Magdalena Bezanilla, Assistant Professor of Biology, University of Massachusetts Amherst

Follow link to see video: Wednesday, June 24, 2009
noon-1 pm ET
RM 463 (Star,) Stata Center (Building 32,) MIT

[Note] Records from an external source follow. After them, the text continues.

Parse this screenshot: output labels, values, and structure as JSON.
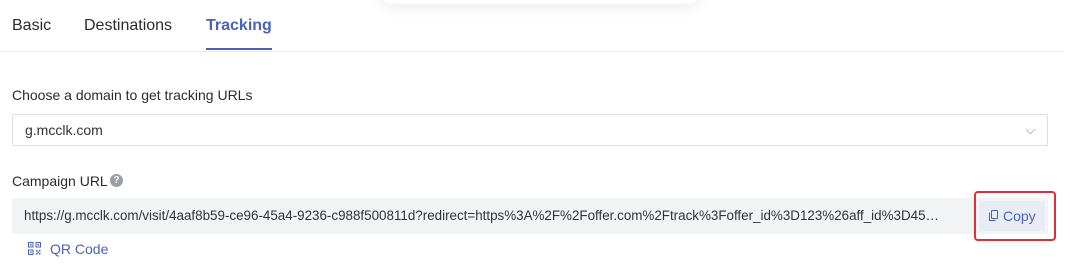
{
  "tabs": [
    {
      "label": "Basic",
      "active": false
    },
    {
      "label": "Destinations",
      "active": false
    },
    {
      "label": "Tracking",
      "active": true
    }
  ],
  "domain": {
    "label": "Choose a domain to get tracking URLs",
    "selected": "g.mcclk.com"
  },
  "campaign_url": {
    "label": "Campaign URL",
    "help_icon": "?",
    "value": "https://g.mcclk.com/visit/4aaf8b59-ce96-45a4-9236-c988f500811d?redirect=https%3A%2F%2Foffer.com%2Ftrack%3Foffer_id%3D123%26aff_id%3D45…",
    "copy_label": "Copy",
    "qr_label": "QR Code"
  },
  "colors": {
    "accent": "#4a63b8",
    "highlight": "#d9303a"
  }
}
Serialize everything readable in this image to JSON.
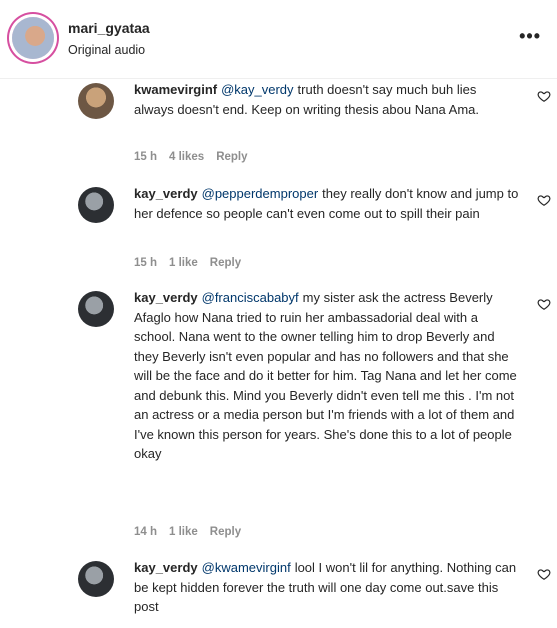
{
  "header": {
    "username": "mari_gyataa",
    "subtitle": "Original audio",
    "more_icon": "•••"
  },
  "comments": [
    {
      "username": "kwamevirginf",
      "mention": "@kay_verdy",
      "text": "truth doesn't say much buh lies always doesn't end. Keep on writing thesis abou Nana Ama.",
      "time": "15 h",
      "likes": "4 likes",
      "reply": "Reply"
    },
    {
      "username": "kay_verdy",
      "mention": "@pepperdemproper",
      "text": "they really don't know and jump to her defence so people can't even come out to spill their pain",
      "time": "15 h",
      "likes": "1 like",
      "reply": "Reply"
    },
    {
      "username": "kay_verdy",
      "mention": "@franciscababyf",
      "text": "my sister ask the actress Beverly Afaglo how Nana tried to ruin her ambassadorial deal with a school. Nana went to the owner telling him to drop Beverly and they Beverly isn't even popular and has no followers and that she will be the face and do it better for him. Tag Nana and let her come and debunk this. Mind you Beverly didn't even tell me this . I'm not an actress or a media person but I'm friends with a lot of them and I've known this person for years. She's done this to a lot of people okay",
      "time": "14 h",
      "likes": "1 like",
      "reply": "Reply"
    },
    {
      "username": "kay_verdy",
      "mention": "@kwamevirginf",
      "text": "lool I won't lil for anything. Nothing can be kept hidden forever the truth will one day come out.save this post",
      "time": "",
      "likes": "",
      "reply": ""
    }
  ]
}
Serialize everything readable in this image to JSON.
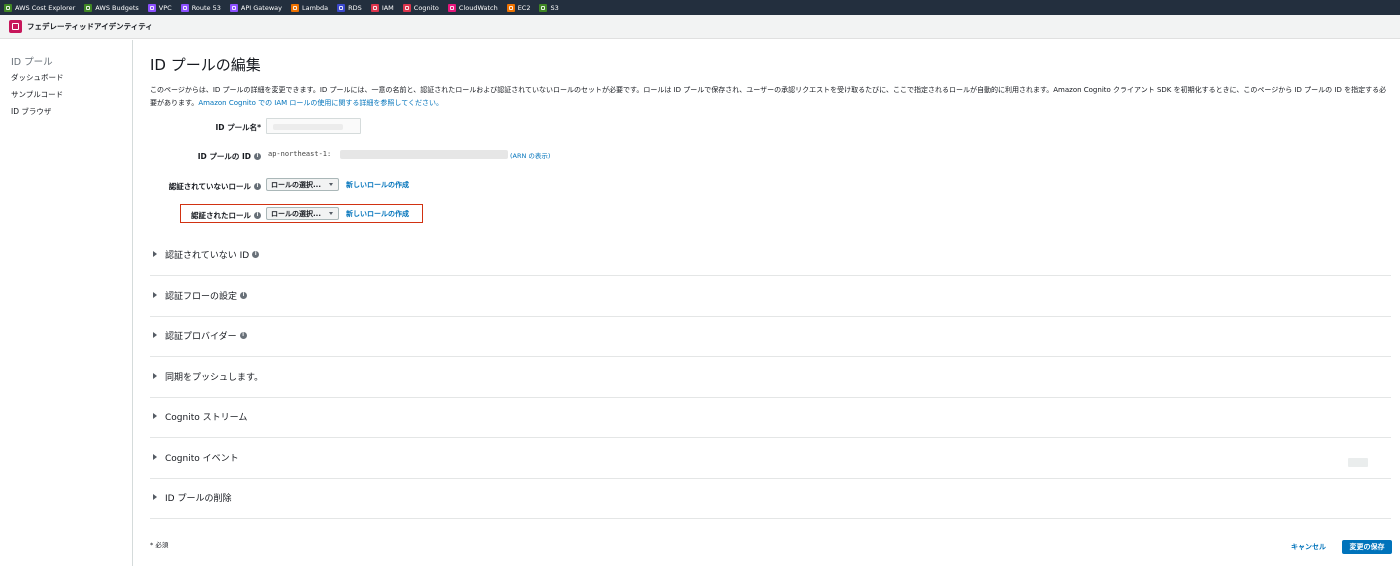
{
  "favorites": [
    {
      "label": "AWS Cost Explorer",
      "icon": "cost-explorer-icon",
      "color": "#3f8624"
    },
    {
      "label": "AWS Budgets",
      "icon": "budgets-icon",
      "color": "#3f8624"
    },
    {
      "label": "VPC",
      "icon": "vpc-icon",
      "color": "#8c4fff"
    },
    {
      "label": "Route 53",
      "icon": "route53-icon",
      "color": "#8c4fff"
    },
    {
      "label": "API Gateway",
      "icon": "api-gateway-icon",
      "color": "#8c4fff"
    },
    {
      "label": "Lambda",
      "icon": "lambda-icon",
      "color": "#ed7100"
    },
    {
      "label": "RDS",
      "icon": "rds-icon",
      "color": "#3b48cc"
    },
    {
      "label": "IAM",
      "icon": "iam-icon",
      "color": "#dd344c"
    },
    {
      "label": "Cognito",
      "icon": "cognito-icon",
      "color": "#dd344c"
    },
    {
      "label": "CloudWatch",
      "icon": "cloudwatch-icon",
      "color": "#e7157b"
    },
    {
      "label": "EC2",
      "icon": "ec2-icon",
      "color": "#ed7100"
    },
    {
      "label": "S3",
      "icon": "s3-icon",
      "color": "#3f8624"
    }
  ],
  "service": {
    "title": "フェデレーティッドアイデンティティ",
    "logo_color": "#c7175b"
  },
  "sidebar": {
    "title": "ID プール",
    "items": [
      {
        "label": "ダッシュボード"
      },
      {
        "label": "サンプルコード"
      },
      {
        "label": "ID ブラウザ"
      }
    ]
  },
  "main": {
    "title": "ID プールの編集",
    "description": "このページからは、ID プールの詳細を変更できます。ID プールには、一意の名前と、認証されたロールおよび認証されていないロールのセットが必要です。ロールは ID プールで保存され、ユーザーの承認リクエストを受け取るたびに、ここで指定されるロールが自動的に利用されます。Amazon Cognito クライアント SDK を初期化するときに、このページから ID プールの ID を指定する必要があります。",
    "description_link": "Amazon Cognito での IAM ロールの使用に関する詳細を参照してください。",
    "fields": {
      "pool_name_label": "ID プール名*",
      "pool_id_label": "ID プールの ID",
      "pool_id_value": "ap-northeast-1:",
      "arn_link": "(ARN の表示)",
      "unauth_role_label": "認証されていないロール",
      "auth_role_label": "認証されたロール",
      "role_select_placeholder": "ロールの選択...",
      "new_role_link": "新しいロールの作成"
    },
    "sections": [
      {
        "title": "認証されていない ID",
        "info": true
      },
      {
        "title": "認証フローの設定",
        "info": true
      },
      {
        "title": "認証プロバイダー",
        "info": true
      },
      {
        "title": "同期をプッシュします。",
        "info": false
      },
      {
        "title": "Cognito ストリーム",
        "info": false
      },
      {
        "title": "Cognito イベント",
        "info": false
      },
      {
        "title": "ID プールの削除",
        "info": false
      }
    ],
    "required_note": "* 必須",
    "cancel_label": "キャンセル",
    "save_label": "変更の保存"
  },
  "colors": {
    "link": "#0073bb",
    "primary_button": "#0073bb",
    "highlight_border": "#d13212",
    "top_bar": "#232f3e"
  }
}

Our lab studies the molecular control of polarized growth in plant cells. We are using the facile reverse genetics afforded by the moss Physcomitrella patens to establish a molecular pathway controlling polarized growth in plants. Physcomitrella is amenable to gene replacement by homologous recombination, RNA interference, rapid regeneration of whole plants from single cells, and has the potential for high-throughput studies. We have recently used RNAi to simultaneously silence nine genes within the actin-binding formin family and have demonstrated that plant class II formins are essential for polarized growth, while class I formins appear to be involved in cell division. We have used homologous recombination to tag the endogenous locus of one of the class II formin genes and determine its subcellular localization. Using in vitro assays, we demonstrated that class I and class II formins have strikingly different properties with respect to actin elongation. In combination with in vivo rescue experiments, we demonstrated that rapid actin elongation is necessary for polarized growth. This study exemplifies how Physcomitrella patens represents an exciting plant model, highly amenable to molecular genetic manipulation.

This organism may be of interest as a potential model organism for DIYbiology.